By Amanda Hunn
“And what do you do?” “I work in health research.”
Whenever someone asks what I do for a living, the initial reaction tends to be positive: health research is seen as interesting and something that’s good for society. But sometimes they voice concerns and misconceptions such as about research sponsored by pharmaceutical companies or about research involving children.
Some will take the view that the test of whether health research is successful is where it’s improving patient treatment and care, not whether public perception is positive. But knowing what the public thinks about research is crucial, especially as those attitudes can have a direct effect on research itself.
That’s why the Health Research Authority and National Institute for Health Research have worked together on a detailed study of what the public thinks about health research. We have worked with respected pollsters Ipsos MORI to gather the views of one thousand people on a variety of health research topics. The information has been gathered through face-to-face interviews, and the group is a representative sample, so we can be happy it represents the views of the wider population.
The headline figure is that eight in ten people think health research is very important.
That’s good news, because it’s nice to know people value the work you do. But it’s also good news because that support translates into aspects that make research easier to do, especially recruiting volunteers.
The study found people are confident their personal data would be held securely if they took part in research (especially relevant with the upcoming data protection law changes this year).
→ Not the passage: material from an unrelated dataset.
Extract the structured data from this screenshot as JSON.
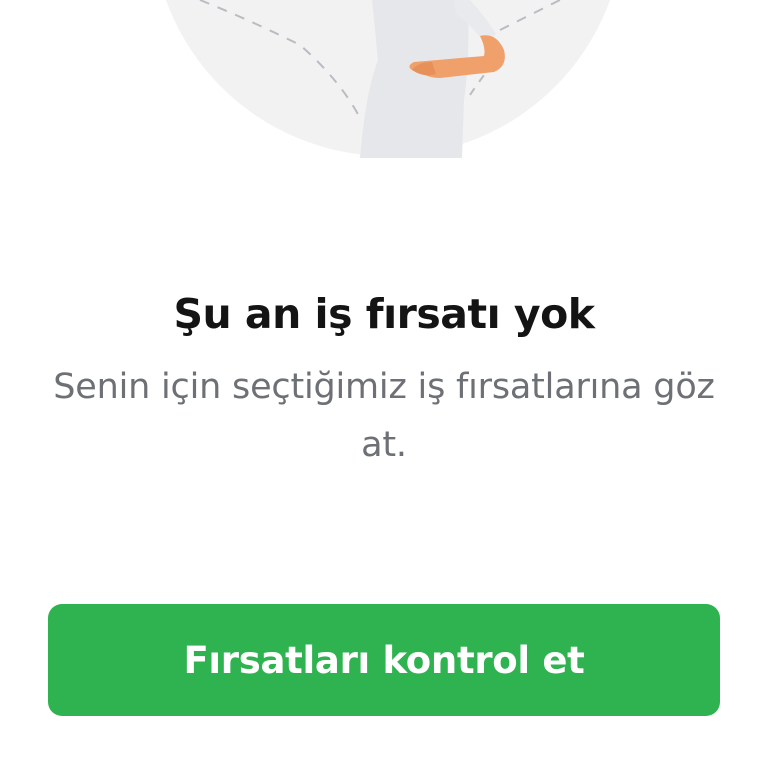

And half of people think patients receive a better quality of care at hospitals that also carry out research, a view we’ve seen consistently in previous studies.
Closer to home, there is positive feedback where our work at the Health Research Authority is involved, particularly that people have confidence in health research knowing it has been reviewed by a Research Ethics Committee.
But it isn’t all positive and a deeper dig into people’s perception of health research shows a more complex picture. For all the positive noises about taking part in research, confidence in taking part in a study clearly drops where people know it is funded by a pharmaceutical company. Interestingly, where people know that pharmaceutical companies are working closely with the NHS, their confidence increases significantly.
There are also some notable negative perceptions of research among lower socio-economic groups and ethnic minorities.
As the foreword to the report says, such negative perceptions are a potential barrier to these groups accessing and taking part in research, and the knock-on consequence for health research is an issue requiring urgent and collective action by all research organisations.